So how can women be encouraged to feel more confident when entering back into the workforce? Dominie Moss, founder of The Return Hub, for her top tips on overcoming the ‘confidence gap’…
Research, Research & Research Some More
Research is key when preparing for an interview or job application. Find out what’s happening in your chosen industry and explore the potential pressure points that have arisen. Arming yourself with up-to-date and relevant insights to share will show your potential employer you’ve remained in the game. Ring fence three to four roles that you feel would suit your experience, that play to your skill set and allow you to add value to an organisation. Use a solution-driven approach and find ways to emphasise what gives you the edge over all the other candidates the employer is likely to meet.
Refine your CV
Update your CV so it looks the best it can. Your CV is your personal marketing brochure and should demonstrate to prospective employers why you should be hired and what sets you apart from all the other people in the market. Use it to show the business-transferrable skills you’ve gained during your time away. Describe previous roles with achievement-led bullet points and illustrate these with examples of what you have delivered for other employers.

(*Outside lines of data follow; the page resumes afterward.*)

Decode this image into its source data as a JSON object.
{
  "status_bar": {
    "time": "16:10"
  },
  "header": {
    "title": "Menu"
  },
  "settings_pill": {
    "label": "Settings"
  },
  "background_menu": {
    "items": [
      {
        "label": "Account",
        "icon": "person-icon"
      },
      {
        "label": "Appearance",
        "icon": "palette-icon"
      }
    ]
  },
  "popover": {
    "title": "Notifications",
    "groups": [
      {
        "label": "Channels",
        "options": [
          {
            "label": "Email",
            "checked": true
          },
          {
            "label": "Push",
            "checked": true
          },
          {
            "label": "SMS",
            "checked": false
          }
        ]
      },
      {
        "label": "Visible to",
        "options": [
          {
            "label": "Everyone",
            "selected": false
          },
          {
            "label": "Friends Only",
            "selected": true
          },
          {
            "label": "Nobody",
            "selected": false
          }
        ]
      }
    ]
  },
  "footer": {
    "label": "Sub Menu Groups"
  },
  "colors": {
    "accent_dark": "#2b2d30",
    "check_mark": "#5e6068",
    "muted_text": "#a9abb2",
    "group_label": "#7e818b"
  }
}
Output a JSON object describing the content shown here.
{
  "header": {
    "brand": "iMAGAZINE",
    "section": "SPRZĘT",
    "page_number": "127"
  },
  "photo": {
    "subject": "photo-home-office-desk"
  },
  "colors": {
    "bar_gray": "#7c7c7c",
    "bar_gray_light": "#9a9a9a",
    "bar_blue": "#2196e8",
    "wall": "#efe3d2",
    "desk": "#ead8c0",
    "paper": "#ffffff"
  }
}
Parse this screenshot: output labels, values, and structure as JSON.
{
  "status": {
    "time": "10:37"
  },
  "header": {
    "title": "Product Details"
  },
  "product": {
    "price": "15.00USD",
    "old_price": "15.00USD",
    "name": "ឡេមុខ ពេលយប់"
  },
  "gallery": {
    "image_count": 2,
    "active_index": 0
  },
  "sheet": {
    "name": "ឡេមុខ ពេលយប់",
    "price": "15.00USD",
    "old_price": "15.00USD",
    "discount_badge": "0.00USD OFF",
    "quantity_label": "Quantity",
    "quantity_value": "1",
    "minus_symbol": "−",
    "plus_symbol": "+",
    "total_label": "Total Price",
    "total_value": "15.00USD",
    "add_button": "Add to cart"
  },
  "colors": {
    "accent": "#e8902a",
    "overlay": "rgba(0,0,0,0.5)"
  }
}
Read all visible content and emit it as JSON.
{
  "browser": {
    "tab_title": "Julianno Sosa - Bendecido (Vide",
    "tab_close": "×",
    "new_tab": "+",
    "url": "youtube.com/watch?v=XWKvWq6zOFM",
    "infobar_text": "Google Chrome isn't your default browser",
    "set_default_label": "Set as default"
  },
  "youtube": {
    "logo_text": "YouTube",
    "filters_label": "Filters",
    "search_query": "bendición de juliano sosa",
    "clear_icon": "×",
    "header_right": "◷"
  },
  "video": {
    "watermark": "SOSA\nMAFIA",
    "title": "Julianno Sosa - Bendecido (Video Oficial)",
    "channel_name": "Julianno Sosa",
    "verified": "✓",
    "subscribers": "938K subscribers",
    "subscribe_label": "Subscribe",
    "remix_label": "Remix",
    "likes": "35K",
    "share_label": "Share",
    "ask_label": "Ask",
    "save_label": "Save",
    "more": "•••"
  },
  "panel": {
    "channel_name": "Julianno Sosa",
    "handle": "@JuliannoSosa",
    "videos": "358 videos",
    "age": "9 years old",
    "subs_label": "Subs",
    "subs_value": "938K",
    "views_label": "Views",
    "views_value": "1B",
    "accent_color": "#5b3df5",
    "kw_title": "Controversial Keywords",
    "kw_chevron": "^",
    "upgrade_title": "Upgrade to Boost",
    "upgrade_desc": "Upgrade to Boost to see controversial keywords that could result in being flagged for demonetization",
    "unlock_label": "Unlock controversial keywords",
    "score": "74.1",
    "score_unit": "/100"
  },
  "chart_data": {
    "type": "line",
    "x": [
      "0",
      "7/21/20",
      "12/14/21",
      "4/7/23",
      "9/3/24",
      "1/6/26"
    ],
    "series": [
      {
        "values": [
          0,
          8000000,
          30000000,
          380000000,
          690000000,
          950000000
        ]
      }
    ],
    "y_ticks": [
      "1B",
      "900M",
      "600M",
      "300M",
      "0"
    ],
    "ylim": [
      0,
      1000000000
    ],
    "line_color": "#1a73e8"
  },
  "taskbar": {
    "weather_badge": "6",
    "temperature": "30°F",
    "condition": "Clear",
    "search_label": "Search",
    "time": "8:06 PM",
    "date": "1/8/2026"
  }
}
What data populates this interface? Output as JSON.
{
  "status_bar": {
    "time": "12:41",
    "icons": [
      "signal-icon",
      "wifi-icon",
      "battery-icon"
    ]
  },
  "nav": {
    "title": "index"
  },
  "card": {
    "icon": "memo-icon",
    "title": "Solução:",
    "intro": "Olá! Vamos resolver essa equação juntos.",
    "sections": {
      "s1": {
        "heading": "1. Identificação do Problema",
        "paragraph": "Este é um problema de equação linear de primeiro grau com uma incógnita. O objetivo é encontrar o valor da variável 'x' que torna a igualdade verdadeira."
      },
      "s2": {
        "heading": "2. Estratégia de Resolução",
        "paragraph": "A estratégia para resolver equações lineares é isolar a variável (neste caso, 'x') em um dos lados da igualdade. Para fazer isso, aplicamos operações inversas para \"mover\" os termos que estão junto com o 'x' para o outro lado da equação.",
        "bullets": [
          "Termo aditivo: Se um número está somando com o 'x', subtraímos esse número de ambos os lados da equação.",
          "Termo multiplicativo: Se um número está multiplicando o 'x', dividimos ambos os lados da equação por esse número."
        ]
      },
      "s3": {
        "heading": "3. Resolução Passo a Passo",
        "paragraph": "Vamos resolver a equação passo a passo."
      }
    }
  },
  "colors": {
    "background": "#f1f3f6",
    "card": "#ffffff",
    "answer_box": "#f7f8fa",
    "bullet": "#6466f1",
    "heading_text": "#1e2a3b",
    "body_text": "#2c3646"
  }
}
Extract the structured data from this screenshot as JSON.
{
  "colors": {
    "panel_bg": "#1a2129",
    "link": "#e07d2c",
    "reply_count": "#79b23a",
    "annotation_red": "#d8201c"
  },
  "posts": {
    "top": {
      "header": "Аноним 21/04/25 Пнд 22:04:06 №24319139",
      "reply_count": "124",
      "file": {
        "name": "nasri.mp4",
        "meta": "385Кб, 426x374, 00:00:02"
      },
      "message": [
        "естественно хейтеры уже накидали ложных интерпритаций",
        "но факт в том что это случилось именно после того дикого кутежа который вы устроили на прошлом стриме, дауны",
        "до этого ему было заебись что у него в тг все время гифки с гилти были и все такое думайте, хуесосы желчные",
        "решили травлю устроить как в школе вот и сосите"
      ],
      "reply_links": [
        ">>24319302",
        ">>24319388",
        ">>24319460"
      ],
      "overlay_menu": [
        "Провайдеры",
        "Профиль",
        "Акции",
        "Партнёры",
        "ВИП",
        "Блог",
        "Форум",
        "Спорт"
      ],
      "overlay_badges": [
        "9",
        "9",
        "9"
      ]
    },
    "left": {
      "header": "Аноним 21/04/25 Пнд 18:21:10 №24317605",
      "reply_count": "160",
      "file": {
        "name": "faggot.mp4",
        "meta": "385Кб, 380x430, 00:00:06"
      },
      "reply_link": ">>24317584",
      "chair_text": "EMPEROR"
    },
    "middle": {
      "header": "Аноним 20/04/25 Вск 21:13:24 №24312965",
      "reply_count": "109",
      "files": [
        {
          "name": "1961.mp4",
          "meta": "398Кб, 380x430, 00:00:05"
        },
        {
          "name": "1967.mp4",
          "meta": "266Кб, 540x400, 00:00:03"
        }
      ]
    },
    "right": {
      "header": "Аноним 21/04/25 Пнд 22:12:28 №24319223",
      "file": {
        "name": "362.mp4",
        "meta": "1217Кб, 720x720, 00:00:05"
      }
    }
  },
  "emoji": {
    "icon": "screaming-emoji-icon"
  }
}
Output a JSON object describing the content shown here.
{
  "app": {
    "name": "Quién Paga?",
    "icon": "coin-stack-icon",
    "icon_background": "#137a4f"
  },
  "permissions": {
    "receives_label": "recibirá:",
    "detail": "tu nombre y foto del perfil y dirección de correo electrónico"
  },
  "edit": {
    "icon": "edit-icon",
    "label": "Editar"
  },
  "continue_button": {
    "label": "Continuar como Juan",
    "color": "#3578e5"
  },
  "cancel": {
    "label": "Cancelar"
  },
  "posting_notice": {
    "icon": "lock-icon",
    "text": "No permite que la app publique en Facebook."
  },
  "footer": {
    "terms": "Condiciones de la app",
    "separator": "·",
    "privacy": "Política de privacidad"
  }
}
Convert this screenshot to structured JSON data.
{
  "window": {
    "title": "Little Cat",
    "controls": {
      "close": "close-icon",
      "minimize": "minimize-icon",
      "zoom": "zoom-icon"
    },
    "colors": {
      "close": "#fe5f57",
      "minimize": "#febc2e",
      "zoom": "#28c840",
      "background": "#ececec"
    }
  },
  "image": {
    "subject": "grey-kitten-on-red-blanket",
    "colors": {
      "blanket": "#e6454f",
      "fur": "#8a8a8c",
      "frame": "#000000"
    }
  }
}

Your LinkedIn profile is also key, as this is often the next step for recruiters once they’ve seen your CV. Make sure your profile is up to date and upload a professional looking picture. But limit photos to LinkedIn only – don’t be tempted to add a photograph to your CV. Review any other social media channels you might have, like Instagram or Twitter. Make sure that there is nothing there you wouldn’t want a future colleague or boss to see!
Keep in mind that as well as traditional interviews, you may also be asked to interview over the telephone, via Skype or even via a Chatbot (so make sure your phone is up-to-date and capable of downloading such apps). Many companies also require you to complete online psychometric tests in the final stages. As well as practicing your delivery of face to face responses, you should also make sure you prepare for other possible methods of selection.
Don’t underestimate the support of your networks, old and new. I always encourage our candidates to catch up with former colleagues to discuss the latest trends in their sector. You’d be surprised how many people are only too happy to help you and share their knowledge, even if it is some years since you were last in touch. Attend as many events as you possibly can – you’ve got nothing to lose and you never know who you might meet or bump into.
Own the Gap
According to our survey, the majority of our candidates believe they gain valuable skills during their time away, yet many of them feel their break has impacted their confidence. Reframe this mindset in favor of a more positive outlook. Assess what you have achieved, articulate the transferable skills you have gained and take pride in showing your determination to succeed. As Darwin said, “It is not the strongest of the species that survives, nor the most intelligent. It is the one that is most adaptable to change”. This is true of many ‘Returners’. It is their diversity of experience, resilience and flexibility that sets them apart from the rest.
For more advice on returning to work and careers, visit TheReturnHub.com